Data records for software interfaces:
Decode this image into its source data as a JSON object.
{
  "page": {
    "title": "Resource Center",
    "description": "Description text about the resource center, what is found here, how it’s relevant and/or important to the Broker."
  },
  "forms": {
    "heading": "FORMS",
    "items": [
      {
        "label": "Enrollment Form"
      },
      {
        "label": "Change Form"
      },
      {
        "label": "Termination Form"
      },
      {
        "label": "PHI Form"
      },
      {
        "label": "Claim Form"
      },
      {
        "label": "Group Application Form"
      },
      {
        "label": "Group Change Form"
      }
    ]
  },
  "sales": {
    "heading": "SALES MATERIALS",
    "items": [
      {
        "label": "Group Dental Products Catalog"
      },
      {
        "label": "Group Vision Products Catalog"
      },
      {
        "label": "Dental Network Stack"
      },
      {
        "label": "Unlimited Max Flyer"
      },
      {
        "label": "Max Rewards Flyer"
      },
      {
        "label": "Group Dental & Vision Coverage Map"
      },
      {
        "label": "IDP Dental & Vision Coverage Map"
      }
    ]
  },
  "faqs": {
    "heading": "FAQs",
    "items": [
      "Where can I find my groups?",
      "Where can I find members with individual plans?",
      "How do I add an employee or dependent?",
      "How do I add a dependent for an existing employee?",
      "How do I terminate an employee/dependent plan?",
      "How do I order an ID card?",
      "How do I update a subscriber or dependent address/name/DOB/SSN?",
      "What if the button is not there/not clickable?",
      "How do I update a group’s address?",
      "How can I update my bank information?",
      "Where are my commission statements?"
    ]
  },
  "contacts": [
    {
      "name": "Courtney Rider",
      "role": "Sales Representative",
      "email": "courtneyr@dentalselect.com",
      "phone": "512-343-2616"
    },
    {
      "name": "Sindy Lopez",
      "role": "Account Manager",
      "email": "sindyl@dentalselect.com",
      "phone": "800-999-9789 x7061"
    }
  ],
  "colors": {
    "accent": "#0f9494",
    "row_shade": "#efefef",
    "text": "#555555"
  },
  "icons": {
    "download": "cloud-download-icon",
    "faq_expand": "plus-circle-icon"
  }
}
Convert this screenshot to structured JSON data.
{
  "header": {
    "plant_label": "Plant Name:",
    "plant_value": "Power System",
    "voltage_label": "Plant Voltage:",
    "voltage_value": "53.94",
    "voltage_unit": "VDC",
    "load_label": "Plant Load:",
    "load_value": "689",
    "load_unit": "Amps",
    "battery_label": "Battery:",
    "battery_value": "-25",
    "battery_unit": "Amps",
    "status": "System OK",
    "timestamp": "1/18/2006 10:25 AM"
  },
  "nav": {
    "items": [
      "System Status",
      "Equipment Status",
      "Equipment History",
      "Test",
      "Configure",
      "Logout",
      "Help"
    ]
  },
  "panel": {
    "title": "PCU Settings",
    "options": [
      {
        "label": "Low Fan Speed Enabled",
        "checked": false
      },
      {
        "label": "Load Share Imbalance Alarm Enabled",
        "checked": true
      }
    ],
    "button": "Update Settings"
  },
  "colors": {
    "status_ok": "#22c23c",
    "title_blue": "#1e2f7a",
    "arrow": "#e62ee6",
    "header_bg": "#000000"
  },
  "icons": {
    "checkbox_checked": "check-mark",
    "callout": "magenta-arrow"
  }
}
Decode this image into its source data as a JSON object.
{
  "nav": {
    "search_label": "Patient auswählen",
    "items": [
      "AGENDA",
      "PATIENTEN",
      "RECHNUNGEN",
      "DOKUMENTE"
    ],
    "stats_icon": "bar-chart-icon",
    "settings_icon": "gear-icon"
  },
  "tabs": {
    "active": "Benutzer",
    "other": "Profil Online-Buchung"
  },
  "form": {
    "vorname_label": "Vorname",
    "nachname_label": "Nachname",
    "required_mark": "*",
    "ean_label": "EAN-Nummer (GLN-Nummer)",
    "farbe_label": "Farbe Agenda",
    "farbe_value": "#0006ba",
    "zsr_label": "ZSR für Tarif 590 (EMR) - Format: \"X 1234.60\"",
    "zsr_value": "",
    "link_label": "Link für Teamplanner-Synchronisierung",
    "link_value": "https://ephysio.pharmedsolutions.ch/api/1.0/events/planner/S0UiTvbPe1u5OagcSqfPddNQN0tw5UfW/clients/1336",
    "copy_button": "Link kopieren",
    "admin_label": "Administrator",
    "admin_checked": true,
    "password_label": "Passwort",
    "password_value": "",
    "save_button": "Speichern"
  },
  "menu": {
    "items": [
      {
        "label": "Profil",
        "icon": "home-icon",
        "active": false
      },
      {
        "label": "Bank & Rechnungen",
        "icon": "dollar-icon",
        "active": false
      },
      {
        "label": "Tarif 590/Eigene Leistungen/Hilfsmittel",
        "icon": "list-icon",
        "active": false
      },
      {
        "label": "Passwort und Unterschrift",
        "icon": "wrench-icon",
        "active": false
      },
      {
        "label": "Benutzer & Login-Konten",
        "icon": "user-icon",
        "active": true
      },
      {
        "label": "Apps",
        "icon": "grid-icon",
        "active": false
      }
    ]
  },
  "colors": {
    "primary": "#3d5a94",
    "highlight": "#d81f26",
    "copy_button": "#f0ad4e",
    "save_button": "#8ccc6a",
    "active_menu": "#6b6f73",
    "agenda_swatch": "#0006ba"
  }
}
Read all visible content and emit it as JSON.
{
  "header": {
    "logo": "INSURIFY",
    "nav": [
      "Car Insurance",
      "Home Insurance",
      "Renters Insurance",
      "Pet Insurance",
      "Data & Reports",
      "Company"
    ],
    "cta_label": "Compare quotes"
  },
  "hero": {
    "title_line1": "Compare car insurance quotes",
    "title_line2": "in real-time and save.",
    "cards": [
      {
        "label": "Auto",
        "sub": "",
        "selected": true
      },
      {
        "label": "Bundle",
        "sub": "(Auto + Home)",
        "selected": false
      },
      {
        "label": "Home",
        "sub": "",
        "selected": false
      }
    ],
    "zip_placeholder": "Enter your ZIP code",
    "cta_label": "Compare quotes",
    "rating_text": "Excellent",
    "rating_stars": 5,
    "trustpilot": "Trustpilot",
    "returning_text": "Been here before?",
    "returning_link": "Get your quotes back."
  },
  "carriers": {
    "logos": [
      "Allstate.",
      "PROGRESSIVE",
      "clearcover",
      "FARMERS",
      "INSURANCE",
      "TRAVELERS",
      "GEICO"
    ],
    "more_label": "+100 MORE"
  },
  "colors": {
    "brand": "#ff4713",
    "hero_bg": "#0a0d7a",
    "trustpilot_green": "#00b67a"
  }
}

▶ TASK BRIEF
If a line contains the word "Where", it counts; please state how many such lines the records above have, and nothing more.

▶ EXERCISE SOLUTION
3